I posted this on the Team Weird Comics tumblr some days ago, but I thought I’d bring it home, so to speak. The Team doesn’t just moan on Twitter about how bad mainstream comics are, we also do it in private email correspondence. Eventually, a voice of some constructive spirit suggested that we actually try and do it better ourselves. And, as some incentive to actually get it done, we should do it as a joint project, each interpreting a spread (or consecutive page pair) from some really shitty superhero comic. Say, Daredevil #275.
And so it was agreed. I hung a sheet of paper on my studio wall and threw some paint and scrap paper on it when I felt frustrated or annoyed with the other unpaid work I do. A couple of moths later, here we are. To be honest, I have no idea how the others (Derik, Warren Craghead, Simon Moreton, and Oliver East) have fared with their pieces, but I’ll link to them here when I find out. They’ll likely be better (but less hateful) than mine. In the meantime, feast your eyes on the sorry piece of shizzle I had to work from:

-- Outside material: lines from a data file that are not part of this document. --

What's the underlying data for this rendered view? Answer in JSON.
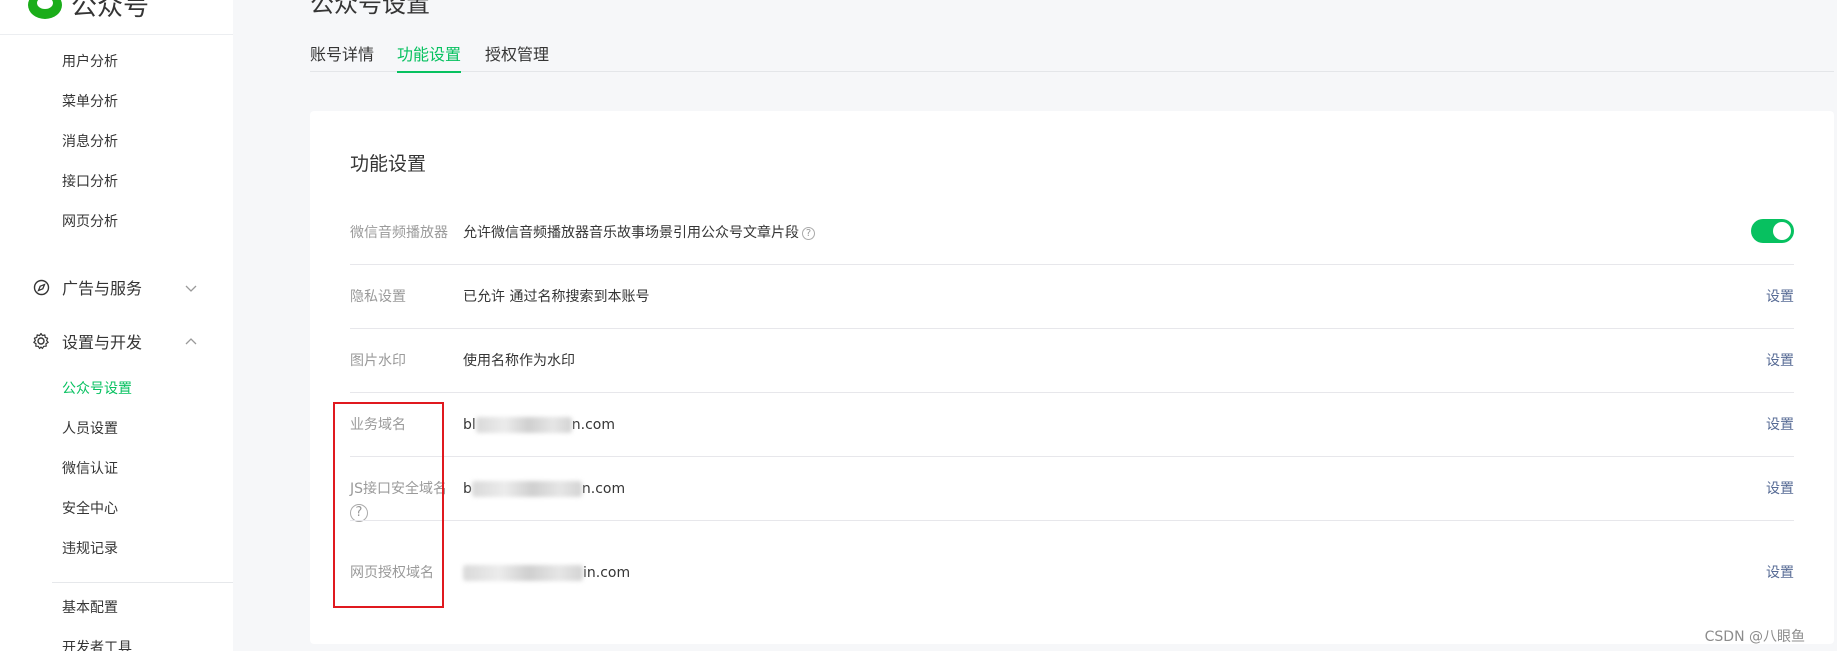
{
  "sidebar": {
    "brand": "公众号",
    "analysis_items": [
      "用户分析",
      "菜单分析",
      "消息分析",
      "接口分析",
      "网页分析"
    ],
    "groups": {
      "ads": "广告与服务",
      "settings": "设置与开发"
    },
    "settings_items": [
      "公众号设置",
      "人员设置",
      "微信认证",
      "安全中心",
      "违规记录"
    ],
    "dev_items": [
      "基本配置",
      "开发者工具"
    ]
  },
  "header": {
    "title": "公众号设置",
    "tabs": [
      "账号详情",
      "功能设置",
      "授权管理"
    ]
  },
  "card": {
    "title": "功能设置",
    "rows": [
      {
        "label": "微信音频播放器",
        "value": "允许微信音频播放器音乐故事场景引用公众号文章片段"
      },
      {
        "label": "隐私设置",
        "value": "已允许 通过名称搜索到本账号",
        "action": "设置"
      },
      {
        "label": "图片水印",
        "value": "使用名称作为水印",
        "action": "设置"
      },
      {
        "label": "业务域名",
        "value_prefix": "bl",
        "value_suffix": "n.com",
        "action": "设置"
      },
      {
        "label": "JS接口安全域名",
        "value_prefix": "b",
        "value_suffix": "n.com",
        "action": "设置"
      },
      {
        "label": "网页授权域名",
        "value_prefix": "",
        "value_suffix": "in.com",
        "action": "设置"
      }
    ]
  },
  "watermark": "CSDN @八眼鱼",
  "colors": {
    "accent": "#07c160",
    "link": "#576b95",
    "highlight": "#e0191f"
  },
  "icons": {
    "ads": "compass-icon",
    "settings": "gear-icon",
    "help": "question-circle-icon"
  }
}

With the latest issue, #95, Swedish anthology Galago has reverted to its previous, large format. Although I was introduced to the magazine in the paperback incarnation, the return to form appears to me as a celebration of the many gifted artists appearing inside. And outside: The gorgeous cover by Sara Granér (whose work is more oppressively haunting than actually pretty) as well as the straightforward little six-panel gag by Johan Jergnér Ekervik on the back cover, opposites in expression and tone, serve as bookends delineating the editorial width of the book. Highlights in this issue: A sarcastically environmental fable by Ruben Vargas Dahlstrand in Richard Sala mode. Liv Strömquist explaining how children are really Right Wing Christians. Rikke Bakman reminiscing on a school visit to a pig farm (followed by a healthy serving of sausage) More Granér, and I could go on about her qualities so long I’d better save it for a separate post. Marcus Nyblom does one fullpage, wordless illustration in his characteristic, garish flat colours that make me want to go out and buy Poska pens RIGHT NOW! And Lars Sjunnesson returns with a somehow mellowed version of his anarchic staple character Åke Jävel, which is always cause for celebration. And Henrik Bromander shines with a gut-wrenching, slice-of-life story of the downtrodden and lost. Oh yeah, and there’s some Jeffrey Brown material, too, but for some reason his recreation of a Marvel Comics cover speaks more to me than the story of how Cat Power “saved his life”. I’m skipping the text pieces in the first reading, but the great Joakim Pirinen had an essay entitled “Infracolonialism” which sounded bizarre enough to catch my interest. Turns out it is a contrafactic short story written in appropriated archaic Swedish, describing the conquest of Sweden by an African tribe. Thought-provoking, I’m sure, but I’d personally rather read Pirinen’s comics than his writings. Instead three vignettes in African primitive style will have to sate my appetite for his visuals. But that is a minor objection to an overall stellar issue of “Sweden’s only radical comic magazine”, a praise that could easily be ascribed to the near-100 issues as a whole!